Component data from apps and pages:
★ ★ ★ ★
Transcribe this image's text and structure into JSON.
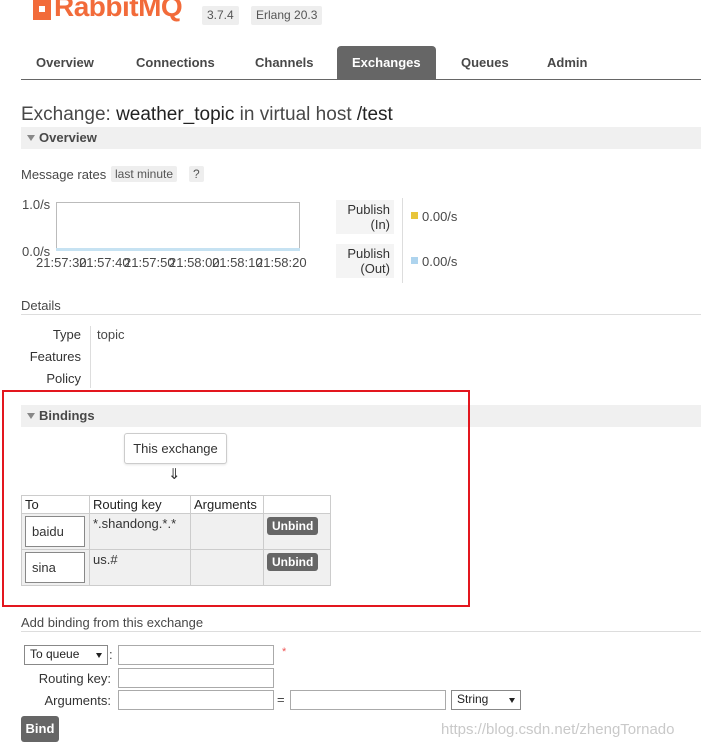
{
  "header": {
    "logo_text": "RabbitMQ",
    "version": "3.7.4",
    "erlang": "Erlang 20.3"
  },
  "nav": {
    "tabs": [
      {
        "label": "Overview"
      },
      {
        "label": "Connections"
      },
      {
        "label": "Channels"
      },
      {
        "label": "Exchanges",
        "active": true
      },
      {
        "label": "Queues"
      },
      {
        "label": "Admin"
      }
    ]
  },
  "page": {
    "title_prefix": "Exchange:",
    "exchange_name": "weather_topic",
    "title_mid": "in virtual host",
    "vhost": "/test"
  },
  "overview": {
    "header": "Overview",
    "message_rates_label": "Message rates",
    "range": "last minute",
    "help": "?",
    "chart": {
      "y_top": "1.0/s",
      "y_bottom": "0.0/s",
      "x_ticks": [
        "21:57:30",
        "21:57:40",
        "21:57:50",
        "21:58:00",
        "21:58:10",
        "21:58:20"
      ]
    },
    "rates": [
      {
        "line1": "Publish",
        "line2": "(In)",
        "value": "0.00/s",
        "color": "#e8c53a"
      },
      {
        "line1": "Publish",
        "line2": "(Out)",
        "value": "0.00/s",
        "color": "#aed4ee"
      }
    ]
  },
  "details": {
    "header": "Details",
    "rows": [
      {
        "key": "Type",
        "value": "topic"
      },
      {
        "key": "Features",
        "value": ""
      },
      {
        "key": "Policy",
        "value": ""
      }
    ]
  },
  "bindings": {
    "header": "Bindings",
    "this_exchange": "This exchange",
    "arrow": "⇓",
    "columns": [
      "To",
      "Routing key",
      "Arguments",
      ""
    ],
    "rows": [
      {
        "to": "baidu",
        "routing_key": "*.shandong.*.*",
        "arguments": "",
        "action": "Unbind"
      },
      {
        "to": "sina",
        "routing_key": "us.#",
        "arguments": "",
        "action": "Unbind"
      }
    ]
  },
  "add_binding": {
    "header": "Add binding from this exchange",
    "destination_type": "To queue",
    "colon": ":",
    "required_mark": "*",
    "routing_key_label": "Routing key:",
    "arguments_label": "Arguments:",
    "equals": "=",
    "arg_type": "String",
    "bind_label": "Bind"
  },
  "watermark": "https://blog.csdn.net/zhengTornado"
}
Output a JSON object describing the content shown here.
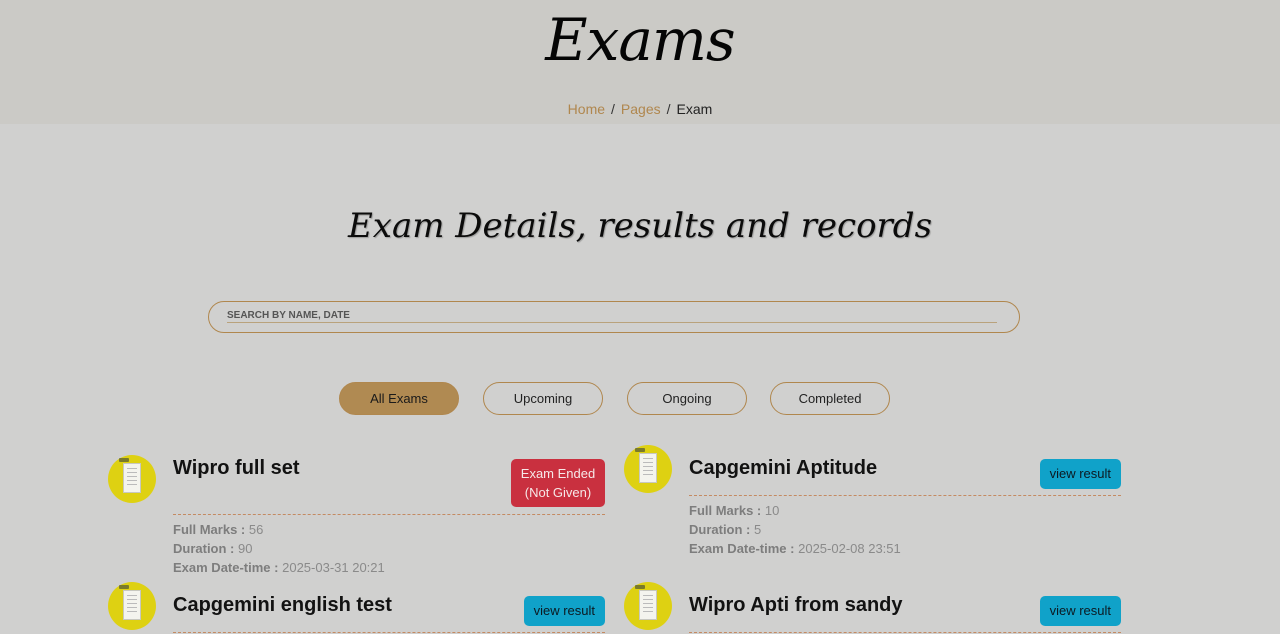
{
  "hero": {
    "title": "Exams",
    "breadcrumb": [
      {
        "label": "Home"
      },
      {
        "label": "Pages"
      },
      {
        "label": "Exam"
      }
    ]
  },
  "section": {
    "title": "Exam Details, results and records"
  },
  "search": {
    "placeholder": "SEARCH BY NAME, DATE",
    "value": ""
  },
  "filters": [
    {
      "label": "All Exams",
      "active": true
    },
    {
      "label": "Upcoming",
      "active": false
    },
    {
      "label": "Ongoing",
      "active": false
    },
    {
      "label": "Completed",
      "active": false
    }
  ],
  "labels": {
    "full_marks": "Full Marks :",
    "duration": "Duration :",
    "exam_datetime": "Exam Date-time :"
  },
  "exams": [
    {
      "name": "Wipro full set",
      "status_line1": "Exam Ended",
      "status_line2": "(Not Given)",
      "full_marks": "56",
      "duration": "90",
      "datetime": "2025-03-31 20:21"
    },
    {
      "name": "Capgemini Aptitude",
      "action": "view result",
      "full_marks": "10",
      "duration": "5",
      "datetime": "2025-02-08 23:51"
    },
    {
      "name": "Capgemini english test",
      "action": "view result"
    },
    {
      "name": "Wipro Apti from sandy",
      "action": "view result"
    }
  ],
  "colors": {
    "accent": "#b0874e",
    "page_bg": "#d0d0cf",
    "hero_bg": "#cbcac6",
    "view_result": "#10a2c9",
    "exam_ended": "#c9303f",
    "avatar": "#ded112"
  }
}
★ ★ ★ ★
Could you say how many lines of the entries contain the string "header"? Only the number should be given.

Solution ▸ 5